Tally the lines below that include "weekday" and give only the total.
(Data under study)
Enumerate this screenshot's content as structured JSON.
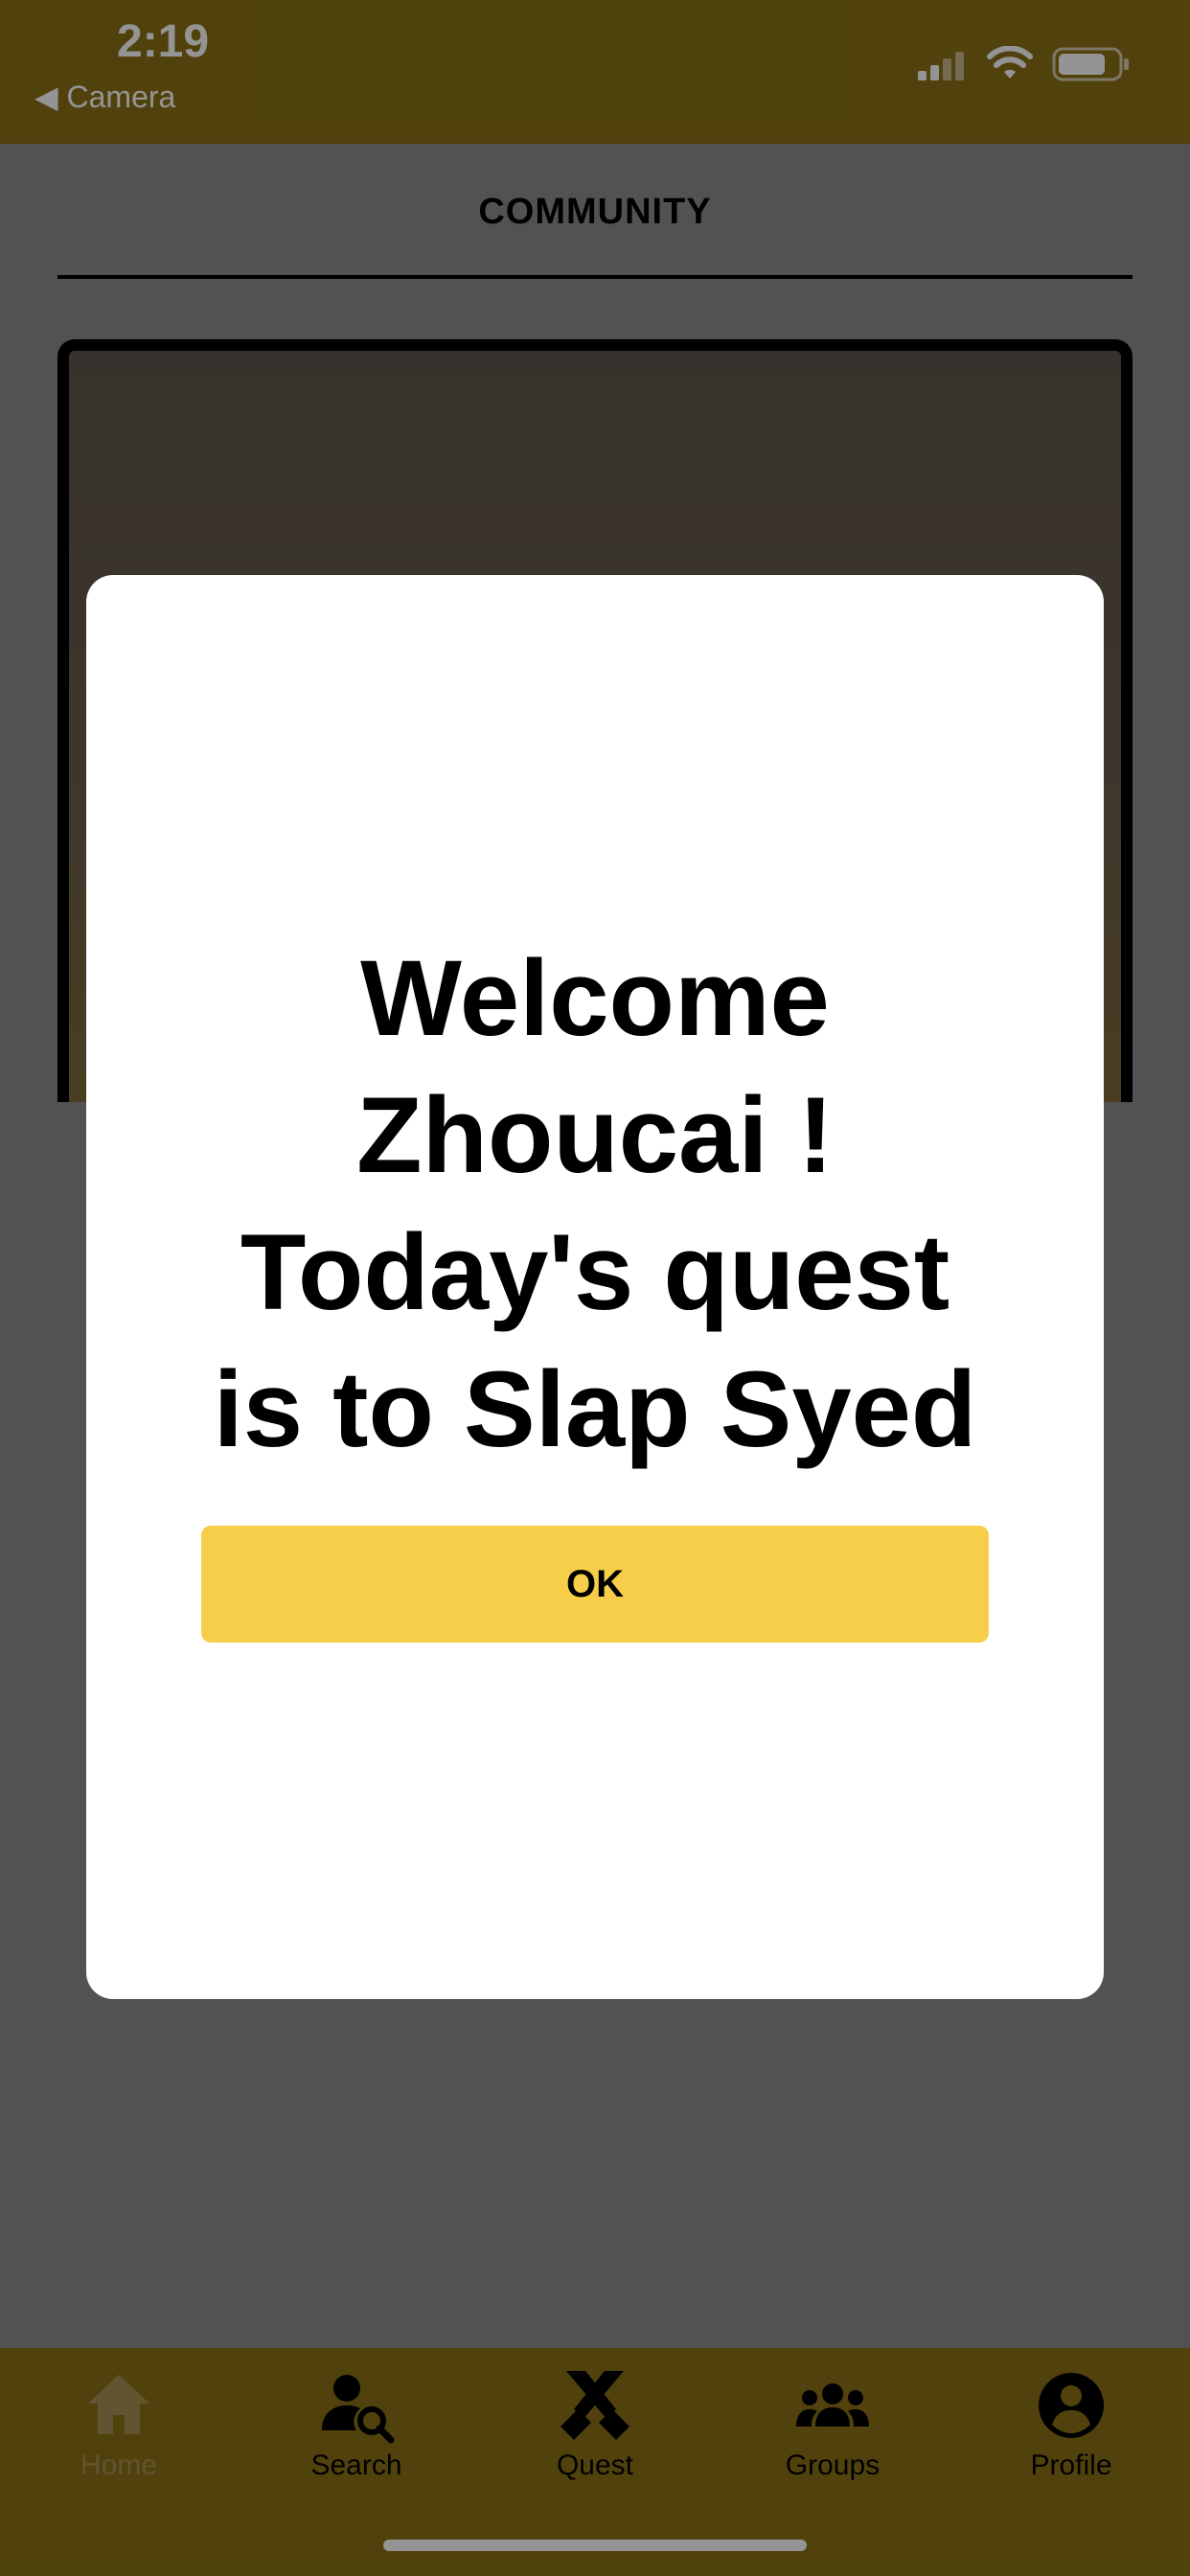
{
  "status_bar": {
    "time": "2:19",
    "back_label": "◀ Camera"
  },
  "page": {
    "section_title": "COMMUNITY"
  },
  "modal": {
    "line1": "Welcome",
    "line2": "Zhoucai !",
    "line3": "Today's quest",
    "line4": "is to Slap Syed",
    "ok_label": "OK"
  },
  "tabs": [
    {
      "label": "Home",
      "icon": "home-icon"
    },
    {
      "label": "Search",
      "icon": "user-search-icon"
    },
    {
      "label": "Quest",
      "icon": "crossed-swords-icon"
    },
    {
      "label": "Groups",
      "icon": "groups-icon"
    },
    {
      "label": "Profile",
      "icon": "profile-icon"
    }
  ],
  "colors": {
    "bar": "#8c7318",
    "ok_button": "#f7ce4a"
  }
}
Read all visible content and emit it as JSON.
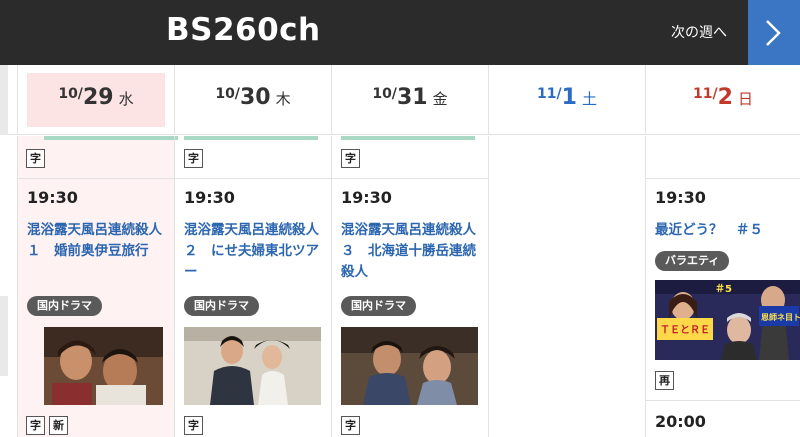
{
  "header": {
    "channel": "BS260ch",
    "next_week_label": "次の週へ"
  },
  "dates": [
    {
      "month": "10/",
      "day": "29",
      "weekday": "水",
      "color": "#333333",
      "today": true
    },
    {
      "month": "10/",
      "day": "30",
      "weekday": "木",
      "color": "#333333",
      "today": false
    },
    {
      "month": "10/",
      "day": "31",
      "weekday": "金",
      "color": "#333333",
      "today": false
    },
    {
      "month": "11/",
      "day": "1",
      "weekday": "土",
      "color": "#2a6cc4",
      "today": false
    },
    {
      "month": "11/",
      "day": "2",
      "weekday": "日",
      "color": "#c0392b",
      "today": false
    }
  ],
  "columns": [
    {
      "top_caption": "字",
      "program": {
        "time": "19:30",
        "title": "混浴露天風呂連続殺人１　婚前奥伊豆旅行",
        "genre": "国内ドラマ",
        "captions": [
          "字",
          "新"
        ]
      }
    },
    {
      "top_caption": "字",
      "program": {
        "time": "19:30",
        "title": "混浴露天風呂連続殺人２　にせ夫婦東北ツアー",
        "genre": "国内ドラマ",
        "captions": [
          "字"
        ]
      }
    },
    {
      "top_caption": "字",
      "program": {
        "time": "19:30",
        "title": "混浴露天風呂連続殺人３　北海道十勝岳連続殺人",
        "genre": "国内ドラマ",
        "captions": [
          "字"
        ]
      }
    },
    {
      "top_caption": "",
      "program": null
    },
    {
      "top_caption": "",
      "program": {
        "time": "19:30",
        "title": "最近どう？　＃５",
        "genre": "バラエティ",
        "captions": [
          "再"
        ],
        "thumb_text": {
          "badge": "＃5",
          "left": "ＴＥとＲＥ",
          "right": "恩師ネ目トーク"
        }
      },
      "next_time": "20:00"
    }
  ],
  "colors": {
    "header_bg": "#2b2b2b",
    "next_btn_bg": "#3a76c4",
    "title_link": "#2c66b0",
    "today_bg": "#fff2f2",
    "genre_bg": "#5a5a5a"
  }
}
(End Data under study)
**Response to the exercise:** 5